In the first year, of the 20 students who were trained for NEET (the entrance examination for admission to medical institutes in India), 18 qualified. 12 students sought admission in government colleges across India.
In 2018, all 14 students from the Zindagi Foundation cracked NEET.
This year 19 students receive training to appear for NEET.
"I requested all government school teachers to inform the students about us and also connect us to bright but poor students," Ajay tells Rediff.com's A Ganesh Nadar.
"We have an entrance test and then an interview," explains Ajay. "The interview is to find out the economic status after which we select the weakest students."
"We also pay attention to their enthusiasm, the fire to succeed and determination," he adds. "I have no limit to the number of students we will train."
Once selected, the students stay in different hostels near their training centre. The students are told that whatever coaching they receive is only additive and self-study is most important.
At the moment they have students only from Odisha, but plan to add other states too.
Shiven Singh Choudhry, an alumnus of the Indian Institute of Law and Management, Delhi, has been working as the coordinator of the Zindagi Foundation for over a year now.
"I meet the students daily for the first two months," he says. "We give them motivational talks and English coaching to give them self-confidence."

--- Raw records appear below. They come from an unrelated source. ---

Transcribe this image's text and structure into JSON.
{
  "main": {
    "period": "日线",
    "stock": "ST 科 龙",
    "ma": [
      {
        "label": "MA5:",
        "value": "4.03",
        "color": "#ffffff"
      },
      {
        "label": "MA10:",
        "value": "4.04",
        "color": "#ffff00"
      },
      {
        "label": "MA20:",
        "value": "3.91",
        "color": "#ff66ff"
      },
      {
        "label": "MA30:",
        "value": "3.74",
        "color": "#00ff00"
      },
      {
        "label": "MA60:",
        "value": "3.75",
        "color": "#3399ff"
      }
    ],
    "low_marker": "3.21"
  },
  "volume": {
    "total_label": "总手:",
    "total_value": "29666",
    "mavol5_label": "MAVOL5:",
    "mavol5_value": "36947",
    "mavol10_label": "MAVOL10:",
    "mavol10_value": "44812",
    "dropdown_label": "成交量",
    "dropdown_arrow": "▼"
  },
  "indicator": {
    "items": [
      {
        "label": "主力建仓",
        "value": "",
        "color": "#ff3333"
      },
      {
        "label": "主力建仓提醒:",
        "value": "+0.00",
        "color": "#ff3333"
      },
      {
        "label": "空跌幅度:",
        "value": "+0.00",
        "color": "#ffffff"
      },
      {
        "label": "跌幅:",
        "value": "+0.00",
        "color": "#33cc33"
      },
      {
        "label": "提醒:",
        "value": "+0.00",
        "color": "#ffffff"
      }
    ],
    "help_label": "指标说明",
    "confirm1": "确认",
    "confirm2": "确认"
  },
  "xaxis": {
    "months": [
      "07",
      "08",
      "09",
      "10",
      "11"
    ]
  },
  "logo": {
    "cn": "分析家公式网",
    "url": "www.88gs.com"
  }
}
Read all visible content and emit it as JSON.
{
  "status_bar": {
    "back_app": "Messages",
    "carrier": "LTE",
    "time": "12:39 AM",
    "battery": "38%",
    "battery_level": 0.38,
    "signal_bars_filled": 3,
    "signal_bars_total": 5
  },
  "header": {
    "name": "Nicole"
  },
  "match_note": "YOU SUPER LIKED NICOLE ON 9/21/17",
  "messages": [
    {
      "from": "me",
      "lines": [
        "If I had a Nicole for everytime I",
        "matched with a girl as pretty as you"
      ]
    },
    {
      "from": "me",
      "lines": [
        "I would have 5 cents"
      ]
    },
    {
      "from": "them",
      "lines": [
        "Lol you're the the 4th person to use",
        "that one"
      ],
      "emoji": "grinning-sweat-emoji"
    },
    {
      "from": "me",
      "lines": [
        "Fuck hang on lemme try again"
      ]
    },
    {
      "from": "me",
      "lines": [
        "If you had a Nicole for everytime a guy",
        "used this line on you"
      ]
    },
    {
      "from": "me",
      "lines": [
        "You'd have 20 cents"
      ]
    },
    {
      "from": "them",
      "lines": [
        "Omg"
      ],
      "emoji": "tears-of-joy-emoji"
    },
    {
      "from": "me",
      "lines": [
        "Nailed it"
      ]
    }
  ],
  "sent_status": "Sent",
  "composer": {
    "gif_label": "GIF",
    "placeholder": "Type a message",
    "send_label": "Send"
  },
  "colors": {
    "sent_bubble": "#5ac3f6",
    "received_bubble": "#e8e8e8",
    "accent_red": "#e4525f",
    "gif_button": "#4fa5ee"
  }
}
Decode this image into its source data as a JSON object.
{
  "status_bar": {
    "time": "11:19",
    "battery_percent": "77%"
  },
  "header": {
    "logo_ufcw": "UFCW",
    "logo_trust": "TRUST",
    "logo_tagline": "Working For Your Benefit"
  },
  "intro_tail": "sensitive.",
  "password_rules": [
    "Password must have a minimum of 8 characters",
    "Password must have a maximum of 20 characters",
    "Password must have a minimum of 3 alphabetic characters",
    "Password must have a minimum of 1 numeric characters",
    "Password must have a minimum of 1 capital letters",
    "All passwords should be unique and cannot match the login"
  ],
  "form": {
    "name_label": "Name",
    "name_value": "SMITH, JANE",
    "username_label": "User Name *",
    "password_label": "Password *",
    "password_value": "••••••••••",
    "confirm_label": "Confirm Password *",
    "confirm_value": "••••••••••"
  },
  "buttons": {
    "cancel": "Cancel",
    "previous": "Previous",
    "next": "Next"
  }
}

The students don't go home for the holidays. They stay on for one year which is the duration of the course. They return home only after the NEET exams.
None of the students have mobile phones.
Shiven occasionally takes them for a movie or some other outing.
They celebrate all festivals with the children.
Parents come and meet their children when they desire.
Currently, there are 4 teachers for 20 students.
Durga Prasad, who has a master's degree in zoology, is one of the teachers at the foundation.
He has eight years of teaching experience in coaching students and preparing for competitive exams in Andhra Pradesh and Karnataka.
"We first make the basic knowledge of the subject solid for the students," says Durga. "Without a solid knowledge of the subject you cannot think and reply to all questions."
"We then give them conceptual questions to answer which are similar to NEET questions, but not the same. The questions are designed to make them think."
"There is no rote learning and no spoon feeding. Once they learn to think and answer, they are ready for NEET."
Among the foundation's success stories is Krishna Mohanty, the only daughter of a mason from Bhubaneshwar.
She scored 90% in her Class 12 exam and studied for a year before cracking NEET a year ago.
"It was my childhood dream to become a doctor and the Zindagi Foundation helped me get into medical college," says Krishna, a student at the Government Medical College.
Anirudha Nayak, who studied in a government school in Kanpur, was also enrolled at the foundation.
He had scored 82% in his Class 12 exam and joined a coaching class to prepare for NEET, but missed qualifying by 10 marks.
When he could not afford to pay for coaching a second time, he approached the Zindagi Foundation. Anirudha is currently pursuing medicine at a college in Cuttack.
Whenever he gets the opportunity, Ajay encourages his students to focus on their performance, work harder and fulfil their dreams.
"I keep reminding them -- always keep in mind where you came from, where you are and where you will go."
"I emphasise (that) you can change society."